In 2015, NOAA expanded Cordell Bank National Marine Sanctuary north and west to include additonal nationally-significant features, including Bodega Canyon, marine and historical resouces, submerged lands, and nutrient-rich upwelled waters. NOAA made this decision after review of public input and agency gathered from December 2012-June 2014, and additional subsequent agency input. The final rule became effective June 9, 2015.

Cordell Bank National Marine Sanctuary has been vested with the authority, in accordance with the National Marine Sanctuaries Act (NMSA), to provide comprehensive and coordinated conservation and management of sanctuary and the activities affecting the sanctuary. The sanctuary location is from about 6 to 44 nautical miles west of Bodega Head and south about 34 nautical miles. Cordell Bank itself is about 45 nautical miles northwest of San Francisco. The sanctuary shares its northern and eastern boundaries with a portion of the Greater Farallones National Marine Sanctuary's boundaries. Cordell Bank National Marine Sanctuary encompasses an area of approximately 971 square nautical miles.

Cordell Bank

Cordell Bank is characterized by a combination of oceanic conditions and undersea topography that supports rich and diverse marine communities. Two worlds come together at this offshore-submerged island: open ocean species thrive in close proximity to a benthic reef community.

The bank consists of a series of steep-sided ridges and narrow pinnacles resting on a plateau 300 to 400 feet deep. The shallowest depth on Cordell Bank is 115 feet below the sea surface, yet only a few miles to the west there are water depths of 6,000 feet.

The calendar year at Cordell Bank can be broken into three oceanographic seasons: upwelling season, relaxation season, and winter storm season.

Seabirds and Marine Mammals

The waters around Cordell Bank provide critical foraging habitat for many species of seabirds. Seabird density over Cordell Bank can be among the highest of any area in central and northern California. Nearly seventy bird species have been observed in the sanctuary. The composition of seabirds found at Cordell Bank is a mix of local breeding birds and highly migratory, open-ocean species.

Management
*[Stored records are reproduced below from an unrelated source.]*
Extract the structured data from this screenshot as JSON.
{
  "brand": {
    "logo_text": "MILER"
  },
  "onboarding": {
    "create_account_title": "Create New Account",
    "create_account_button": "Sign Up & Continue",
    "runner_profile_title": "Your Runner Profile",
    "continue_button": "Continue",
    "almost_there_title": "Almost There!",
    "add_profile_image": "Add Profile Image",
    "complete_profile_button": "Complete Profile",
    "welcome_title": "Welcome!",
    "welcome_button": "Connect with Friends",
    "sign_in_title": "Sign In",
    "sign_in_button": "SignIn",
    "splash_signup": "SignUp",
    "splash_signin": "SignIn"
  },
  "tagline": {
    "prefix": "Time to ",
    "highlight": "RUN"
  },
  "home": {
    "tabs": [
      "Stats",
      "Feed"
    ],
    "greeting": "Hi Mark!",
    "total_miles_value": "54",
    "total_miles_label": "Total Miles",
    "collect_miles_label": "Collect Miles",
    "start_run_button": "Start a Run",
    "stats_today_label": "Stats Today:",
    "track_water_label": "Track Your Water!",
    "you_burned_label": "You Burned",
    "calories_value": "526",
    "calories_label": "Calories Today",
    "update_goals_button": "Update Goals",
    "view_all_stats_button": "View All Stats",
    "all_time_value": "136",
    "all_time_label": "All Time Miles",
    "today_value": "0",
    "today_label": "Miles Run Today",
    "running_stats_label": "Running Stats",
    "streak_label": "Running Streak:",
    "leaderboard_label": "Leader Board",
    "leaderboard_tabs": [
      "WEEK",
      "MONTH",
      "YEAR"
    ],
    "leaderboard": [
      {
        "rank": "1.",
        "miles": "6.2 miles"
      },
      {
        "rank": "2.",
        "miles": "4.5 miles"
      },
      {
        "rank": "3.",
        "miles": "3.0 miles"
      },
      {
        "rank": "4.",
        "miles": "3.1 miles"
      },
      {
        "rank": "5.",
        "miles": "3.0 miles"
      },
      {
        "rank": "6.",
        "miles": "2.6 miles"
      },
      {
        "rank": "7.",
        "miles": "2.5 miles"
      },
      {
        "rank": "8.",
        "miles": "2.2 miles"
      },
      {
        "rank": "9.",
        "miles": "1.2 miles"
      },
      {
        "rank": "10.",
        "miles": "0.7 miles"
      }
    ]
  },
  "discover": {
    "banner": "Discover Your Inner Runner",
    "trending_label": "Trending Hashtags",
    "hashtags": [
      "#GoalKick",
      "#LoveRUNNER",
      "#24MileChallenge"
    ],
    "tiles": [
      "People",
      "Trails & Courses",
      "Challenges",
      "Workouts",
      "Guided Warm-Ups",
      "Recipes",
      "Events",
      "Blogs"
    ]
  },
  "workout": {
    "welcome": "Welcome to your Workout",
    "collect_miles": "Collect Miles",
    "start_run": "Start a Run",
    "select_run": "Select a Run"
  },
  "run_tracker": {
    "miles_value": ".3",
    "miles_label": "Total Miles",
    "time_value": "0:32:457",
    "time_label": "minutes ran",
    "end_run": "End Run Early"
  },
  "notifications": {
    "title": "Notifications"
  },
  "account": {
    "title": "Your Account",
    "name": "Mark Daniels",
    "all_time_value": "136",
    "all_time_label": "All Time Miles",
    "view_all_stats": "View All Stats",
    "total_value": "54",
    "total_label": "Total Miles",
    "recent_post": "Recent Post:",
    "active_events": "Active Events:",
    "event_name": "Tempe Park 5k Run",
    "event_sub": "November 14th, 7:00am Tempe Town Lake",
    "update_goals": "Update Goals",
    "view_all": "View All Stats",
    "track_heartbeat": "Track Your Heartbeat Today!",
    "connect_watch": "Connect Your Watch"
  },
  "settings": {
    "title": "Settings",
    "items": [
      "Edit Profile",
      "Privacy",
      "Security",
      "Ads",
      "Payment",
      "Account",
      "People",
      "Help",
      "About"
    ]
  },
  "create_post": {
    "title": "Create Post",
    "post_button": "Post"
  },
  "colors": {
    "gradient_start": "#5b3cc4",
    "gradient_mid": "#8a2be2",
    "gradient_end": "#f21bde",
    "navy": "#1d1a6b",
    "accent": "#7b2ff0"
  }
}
The highest priority for CBNMS is resource protection. The sanctuary staff takes a leading role in ecosystem management, focusing on biological and physical processes. Together, with our partners, we work to protect biological communities and their habitats. By addressing current management issues and anticipating future challenges to Cordell Bank National Marine Sanctuary, we strive to maintain a healthy marine environment now and for future generations.

The sanctuary staff seeks to:

  • Improve the conservation, understanding, management, and sustainable use of marine resources
  • Enhance public awareness, understanding, and appreciation of the marine environment
  • Investigate and enhance understanding of ecosystem processes through continued scientific research, monitoring, and characterization to support ecosystem-based management
  • Maintain for future generations the habitat and ecological integrity of the natural assemblage of living resources that inhabit these areas
  • Maintain the natural biological communities, protecting and (where appropriate) restoring natural habitats, populations, and ecological processes
  • Provide authority for comprehensive and coordinated conservation and management of these marine areas and activities affecting them, in a manner that complements existing regulatory authorities
  • Create models of, and incentives for, ways to conserve and manage these areas, including the application of innovative management techniques
  • Cooperate with global programs encouraging conservation of marine resources.